Victims of human trafficking, whose situations may differ considerably from abused immigrant spouses of U.S. citizens, may pursue a “T visa” under the Victims of Trafficking and Violence Protection Act.
In some rare instances, an immigrant victim of domestic abuse can pursue asylum. Refugees who flee from their home countries to escape persecution on account of race, religion, political beliefs or particular social group can ask for asylum in the U.S. It is a difficult form of relief to win due to its high burden of proof. However, we recently won asylum for a woman from Mexico who fled the country to escape her husband’s severe violence and cruelty. We were able to demonstrate that she was viewed as the property of her husband, that she had reported the abuse to police and been ignored, and that she had fled multiple times only to be captured and returned to her husband. Under these rare circumstances, the immigration judge agreed that the abuse amounted to persecution on account of her “particular social group” and that she had a reasonable fear of returning to Mexico.
“Mail Order” Brides?
Sometimes, we hear of immigrant victims of domestic violence referred to as “mail order brides.” Except in the rarest instances, the term is really a misnomer, as it is not representative of most relationships or the manner in which most immigrant spouses came to the United States. In addition, it has some offensive and sexist undertones. First, it implies that the legal burden to get a visa for a spouse is easy. That is certainly not true, as one who goes through normal immigration channels to obtain entry on a fiancé(e) or marriage visa has to prove a genuine relationship, and this can often be difficult. In our practice, we have often dealt with legitimate marriage petitions that get wrongly denied because they don’t fit into traditional stereotypes.
The term also implies that the women who enter the U.S. as immigrants are complicit in wanting to enter into fake marriages just for the visa. In my experience, the immigrant spouse has typically wanted to enter into a genuine and legitimate relationship, but the relationship ends because of abuse or misconduct by the U.S. citizen.
While there are instances in which women have literally posed in magazines, been trafficked into the country, and ultimately sold into marriage, the broad usage of the term goes much farther than this limited scenario. Language is important because it shapes perspective and policy. The term is currently being used to malign legitimate relationships that may appear “suspicious” to someone based on their own preconceived ideas, but is actually just a form of stereotyping. Therefore, I encourage readers to either limit the term to the small instances where it would be correct, or simply stop using the term.
If you are interested in helping immigrant victims of domestic abuse, opportunities are often available to assist. Please feel free to contact me. We hope to create a list of volunteer attorneys we can turn to for assistance with these important cases.
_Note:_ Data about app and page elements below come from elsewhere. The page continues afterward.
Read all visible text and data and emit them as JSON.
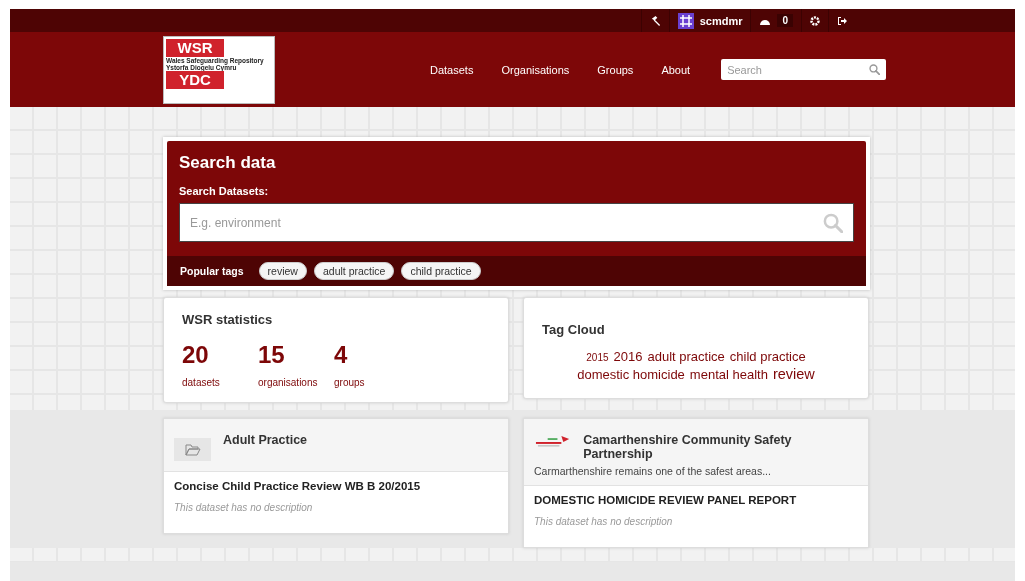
{
  "account_bar": {
    "username": "scmdmr",
    "activity_count": "0"
  },
  "logo": {
    "top": "WSR",
    "line_1": "Wales Safeguarding Repository",
    "line_2": "Ystorfa Diogelu Cymru",
    "bottom": "YDC"
  },
  "nav": [
    "Datasets",
    "Organisations",
    "Groups",
    "About"
  ],
  "header_search": {
    "placeholder": "Search"
  },
  "search_panel": {
    "title": "Search data",
    "label": "Search Datasets:",
    "placeholder": "E.g. environment",
    "popular_label": "Popular tags",
    "tags": [
      "review",
      "adult practice",
      "child practice"
    ]
  },
  "statistics": {
    "title": "WSR statistics",
    "items": [
      {
        "value": "20",
        "label": "datasets"
      },
      {
        "value": "15",
        "label": "organisations"
      },
      {
        "value": "4",
        "label": "groups"
      }
    ]
  },
  "tag_cloud": {
    "title": "Tag Cloud",
    "tags": [
      {
        "label": "2015",
        "kind": "small"
      },
      {
        "label": "2016",
        "kind": "medium"
      },
      {
        "label": "adult practice",
        "kind": "medium"
      },
      {
        "label": "child practice",
        "kind": "medium"
      },
      {
        "label": "domestic homicide",
        "kind": "medium"
      },
      {
        "label": "mental health",
        "kind": "medium"
      },
      {
        "label": "review",
        "kind": "large"
      }
    ]
  },
  "showcase": [
    {
      "kind": "group",
      "title": "Adult Practice",
      "dataset_title": "Concise Child Practice Review WB B 20/2015",
      "dataset_description": "This dataset has no description"
    },
    {
      "kind": "organisation",
      "title": "Camarthenshire Community Safety Partnership",
      "description": "Carmarthenshire remains one of the safest areas...",
      "dataset_title": "DOMESTIC HOMICIDE REVIEW PANEL REPORT",
      "dataset_description": "This dataset has no description"
    }
  ]
}
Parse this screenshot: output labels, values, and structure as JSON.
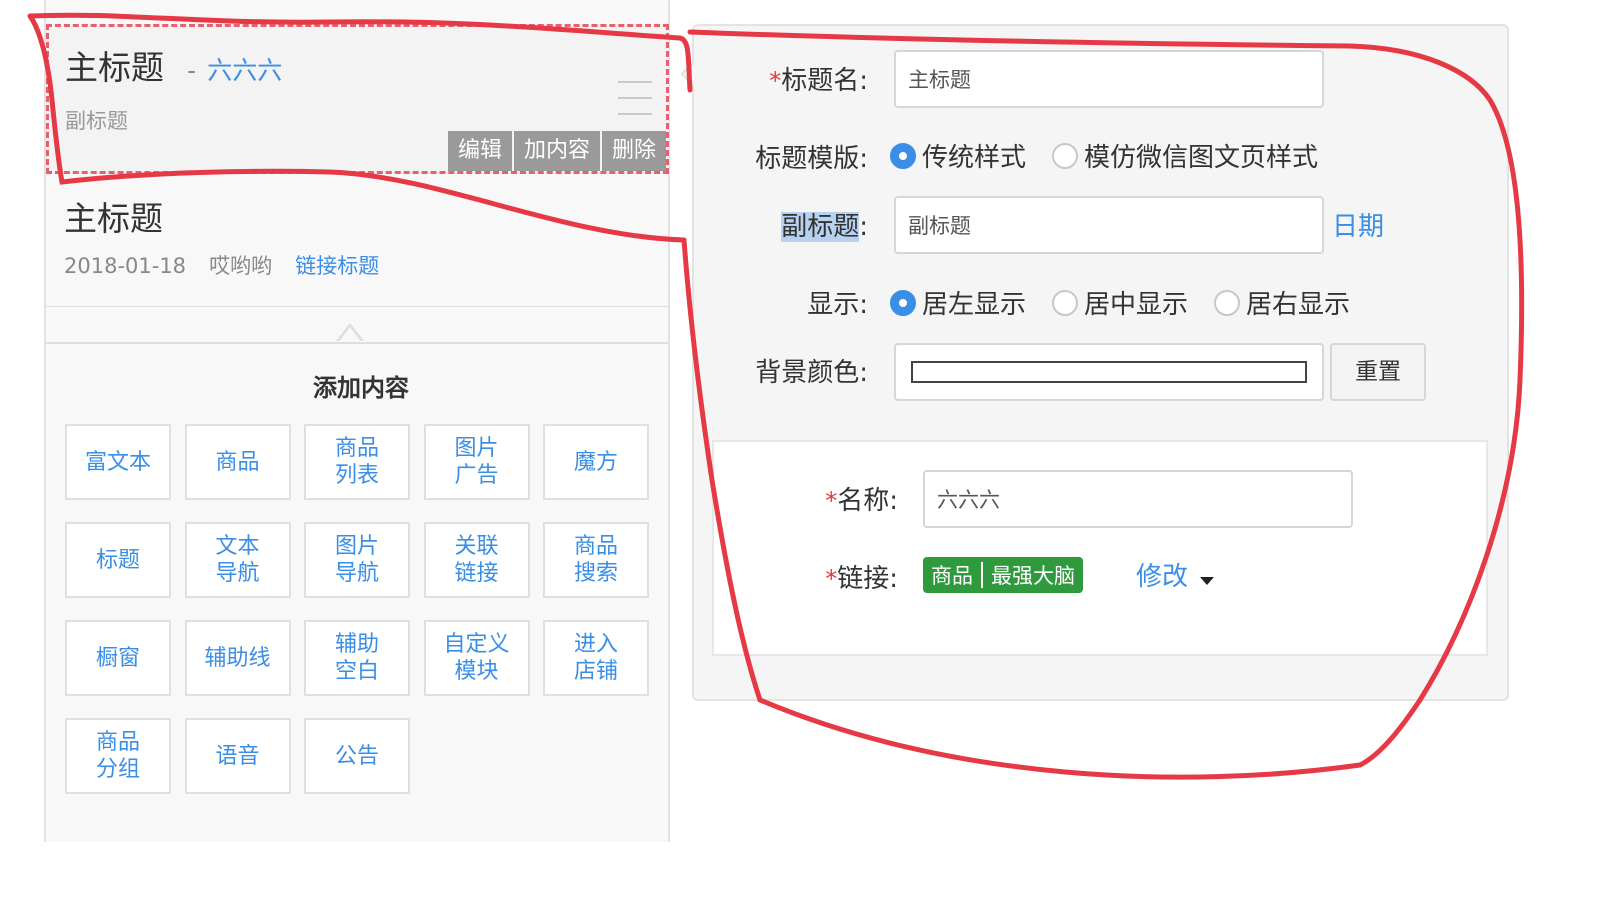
{
  "preview": {
    "block1": {
      "title": "主标题",
      "dash": "-",
      "link_text": "六六六",
      "subtitle": "副标题",
      "actions": [
        "编辑",
        "加内容",
        "删除"
      ]
    },
    "block2": {
      "title": "主标题",
      "date": "2018-01-18",
      "author": "哎哟哟",
      "link_title": "链接标题"
    },
    "add_content": {
      "heading": "添加内容",
      "tiles": [
        [
          "富文本"
        ],
        [
          "商品"
        ],
        [
          "商品",
          "列表"
        ],
        [
          "图片",
          "广告"
        ],
        [
          "魔方"
        ],
        [
          "标题"
        ],
        [
          "文本",
          "导航"
        ],
        [
          "图片",
          "导航"
        ],
        [
          "关联",
          "链接"
        ],
        [
          "商品",
          "搜索"
        ],
        [
          "橱窗"
        ],
        [
          "辅助线"
        ],
        [
          "辅助",
          "空白"
        ],
        [
          "自定义",
          "模块"
        ],
        [
          "进入",
          "店铺"
        ],
        [
          "商品",
          "分组"
        ],
        [
          "语音"
        ],
        [
          "公告"
        ]
      ]
    }
  },
  "form": {
    "title_name": {
      "required_mark": "*",
      "label": "标题名:",
      "value": "主标题"
    },
    "template": {
      "label": "标题模版:",
      "options": [
        "传统样式",
        "模仿微信图文页样式"
      ],
      "selected": 0
    },
    "subtitle": {
      "label_text": "副标题",
      "label_colon": ":",
      "value": "副标题",
      "date_link": "日期"
    },
    "display": {
      "label": "显示:",
      "options": [
        "居左显示",
        "居中显示",
        "居右显示"
      ],
      "selected": 0
    },
    "bg_color": {
      "label": "背景颜色:",
      "value": "#ffffff",
      "reset_label": "重置"
    },
    "sub_item": {
      "name": {
        "required_mark": "*",
        "label": "名称:",
        "value": "六六六"
      },
      "link": {
        "required_mark": "*",
        "label": "链接:",
        "tag_type": "商品",
        "tag_value": "最强大脑",
        "modify_label": "修改"
      }
    }
  },
  "colors": {
    "accent": "#3a8ee6",
    "required": "#e03c3c",
    "tag_green": "#2e9a3d",
    "annotation_red": "#e63946",
    "dashed_border": "#e8606d"
  }
}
Shahid Haque-Hausrath is an immigration attorney and founder of the Border Crossing Law Firm, P.C., and also serves as President of the Montana Immigrant Justice Alliance, a non-profit group advocating for the rights of immigrants. He will be teaching immigration law at the University of Montana School of Law starting in the Fall semester.